First, a few tips for minimalist packing, no matter how long you’ll be gone:
- Find out what is available to you at your destination. If you’re staying with family and friends, can you use their washing machine? If you’ll be at a hotel, do they have a washer/dryer or other amenities available to you? For example, I stayed at The Freehand in Chicago which offers a full kitchen (with real, reusable plates/cutlery!) and laundry facilities to guests.
- Build a miniature capsule wardrobe (even if you don’t use one in your day-to-day life.) Think about what you can re-wear throughout your trip, especially for loungewear and travel days. Think about layering pieces that will work under/over multiple outfits. Unless you’re traveling for fashion week, chances are you don’t need to worry about wearing different looks head-to-toe each day.
- Shoes take up a lot of space. If you aren’t minimal anywhere else, be ruthless about choosing footwear that is versatile and that you’ll actually use.
- Focus on multi-use items in terms of toiletries and makeup. If at home you use a day cream, night cream, eye cream, facial oils and more, consider paring down to the most versatile item. I chose to bring a small container of argan oil that I could use on my face, hair and on my hands and body as needed.
This photo was taken the night before I left, with my phone. Not the highest quality but hopefully it gives enough of a peek at what I packed.

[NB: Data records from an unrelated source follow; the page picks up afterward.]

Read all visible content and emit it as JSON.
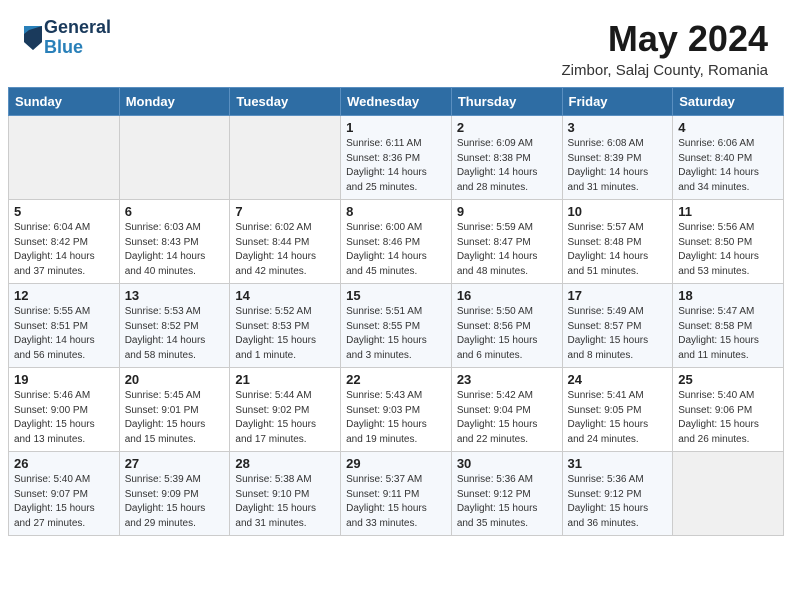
{
  "header": {
    "logo_general": "General",
    "logo_blue": "Blue",
    "month_title": "May 2024",
    "location": "Zimbor, Salaj County, Romania"
  },
  "weekdays": [
    "Sunday",
    "Monday",
    "Tuesday",
    "Wednesday",
    "Thursday",
    "Friday",
    "Saturday"
  ],
  "weeks": [
    [
      {
        "day": "",
        "info": ""
      },
      {
        "day": "",
        "info": ""
      },
      {
        "day": "",
        "info": ""
      },
      {
        "day": "1",
        "info": "Sunrise: 6:11 AM\nSunset: 8:36 PM\nDaylight: 14 hours\nand 25 minutes."
      },
      {
        "day": "2",
        "info": "Sunrise: 6:09 AM\nSunset: 8:38 PM\nDaylight: 14 hours\nand 28 minutes."
      },
      {
        "day": "3",
        "info": "Sunrise: 6:08 AM\nSunset: 8:39 PM\nDaylight: 14 hours\nand 31 minutes."
      },
      {
        "day": "4",
        "info": "Sunrise: 6:06 AM\nSunset: 8:40 PM\nDaylight: 14 hours\nand 34 minutes."
      }
    ],
    [
      {
        "day": "5",
        "info": "Sunrise: 6:04 AM\nSunset: 8:42 PM\nDaylight: 14 hours\nand 37 minutes."
      },
      {
        "day": "6",
        "info": "Sunrise: 6:03 AM\nSunset: 8:43 PM\nDaylight: 14 hours\nand 40 minutes."
      },
      {
        "day": "7",
        "info": "Sunrise: 6:02 AM\nSunset: 8:44 PM\nDaylight: 14 hours\nand 42 minutes."
      },
      {
        "day": "8",
        "info": "Sunrise: 6:00 AM\nSunset: 8:46 PM\nDaylight: 14 hours\nand 45 minutes."
      },
      {
        "day": "9",
        "info": "Sunrise: 5:59 AM\nSunset: 8:47 PM\nDaylight: 14 hours\nand 48 minutes."
      },
      {
        "day": "10",
        "info": "Sunrise: 5:57 AM\nSunset: 8:48 PM\nDaylight: 14 hours\nand 51 minutes."
      },
      {
        "day": "11",
        "info": "Sunrise: 5:56 AM\nSunset: 8:50 PM\nDaylight: 14 hours\nand 53 minutes."
      }
    ],
    [
      {
        "day": "12",
        "info": "Sunrise: 5:55 AM\nSunset: 8:51 PM\nDaylight: 14 hours\nand 56 minutes."
      },
      {
        "day": "13",
        "info": "Sunrise: 5:53 AM\nSunset: 8:52 PM\nDaylight: 14 hours\nand 58 minutes."
      },
      {
        "day": "14",
        "info": "Sunrise: 5:52 AM\nSunset: 8:53 PM\nDaylight: 15 hours\nand 1 minute."
      },
      {
        "day": "15",
        "info": "Sunrise: 5:51 AM\nSunset: 8:55 PM\nDaylight: 15 hours\nand 3 minutes."
      },
      {
        "day": "16",
        "info": "Sunrise: 5:50 AM\nSunset: 8:56 PM\nDaylight: 15 hours\nand 6 minutes."
      },
      {
        "day": "17",
        "info": "Sunrise: 5:49 AM\nSunset: 8:57 PM\nDaylight: 15 hours\nand 8 minutes."
      },
      {
        "day": "18",
        "info": "Sunrise: 5:47 AM\nSunset: 8:58 PM\nDaylight: 15 hours\nand 11 minutes."
      }
    ],
    [
      {
        "day": "19",
        "info": "Sunrise: 5:46 AM\nSunset: 9:00 PM\nDaylight: 15 hours\nand 13 minutes."
      },
      {
        "day": "20",
        "info": "Sunrise: 5:45 AM\nSunset: 9:01 PM\nDaylight: 15 hours\nand 15 minutes."
      },
      {
        "day": "21",
        "info": "Sunrise: 5:44 AM\nSunset: 9:02 PM\nDaylight: 15 hours\nand 17 minutes."
      },
      {
        "day": "22",
        "info": "Sunrise: 5:43 AM\nSunset: 9:03 PM\nDaylight: 15 hours\nand 19 minutes."
      },
      {
        "day": "23",
        "info": "Sunrise: 5:42 AM\nSunset: 9:04 PM\nDaylight: 15 hours\nand 22 minutes."
      },
      {
        "day": "24",
        "info": "Sunrise: 5:41 AM\nSunset: 9:05 PM\nDaylight: 15 hours\nand 24 minutes."
      },
      {
        "day": "25",
        "info": "Sunrise: 5:40 AM\nSunset: 9:06 PM\nDaylight: 15 hours\nand 26 minutes."
      }
    ],
    [
      {
        "day": "26",
        "info": "Sunrise: 5:40 AM\nSunset: 9:07 PM\nDaylight: 15 hours\nand 27 minutes."
      },
      {
        "day": "27",
        "info": "Sunrise: 5:39 AM\nSunset: 9:09 PM\nDaylight: 15 hours\nand 29 minutes."
      },
      {
        "day": "28",
        "info": "Sunrise: 5:38 AM\nSunset: 9:10 PM\nDaylight: 15 hours\nand 31 minutes."
      },
      {
        "day": "29",
        "info": "Sunrise: 5:37 AM\nSunset: 9:11 PM\nDaylight: 15 hours\nand 33 minutes."
      },
      {
        "day": "30",
        "info": "Sunrise: 5:36 AM\nSunset: 9:12 PM\nDaylight: 15 hours\nand 35 minutes."
      },
      {
        "day": "31",
        "info": "Sunrise: 5:36 AM\nSunset: 9:12 PM\nDaylight: 15 hours\nand 36 minutes."
      },
      {
        "day": "",
        "info": ""
      }
    ]
  ]
}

Here are details on what I brought with me for my two night vacation:
I’m not ashamed to say that before I took on a more minimalist lifestyle, I had a fear that having fewer, better things would get boring. I love testing out new products, discovering little shops, trying new things. Could I ever tame my consumerist beast? At one point in my life, I really did think it was easier to just buy a new shirt or new socks … Continue reading Are you afraid of being a careful consumer?
I finally built a capsule wardrobe … and now I have a wishlist?! …What? At 30, I really thought I had my “style” nailed down, finally. Years of wearing a uniform I liked but felt a little uninspired by (black dress + scarf, mainly) led me to exploring “colors” in the past few years. I ultimately realized that I just love neutrals and that’s okay. … Continue reading Capsule Wardrobe … Wishlist?
I recently came across this article by Miss Minimalist called “The Joy of One” So if you’re not living out of a backpack, why go to such extremes? Why own just One of an item, when you have plenty of room for two, or three, or ten? For the same reasons you might train for a marathon or go on a meditation retreat. When we … Continue reading When we voluntarily undertake a difficult challenge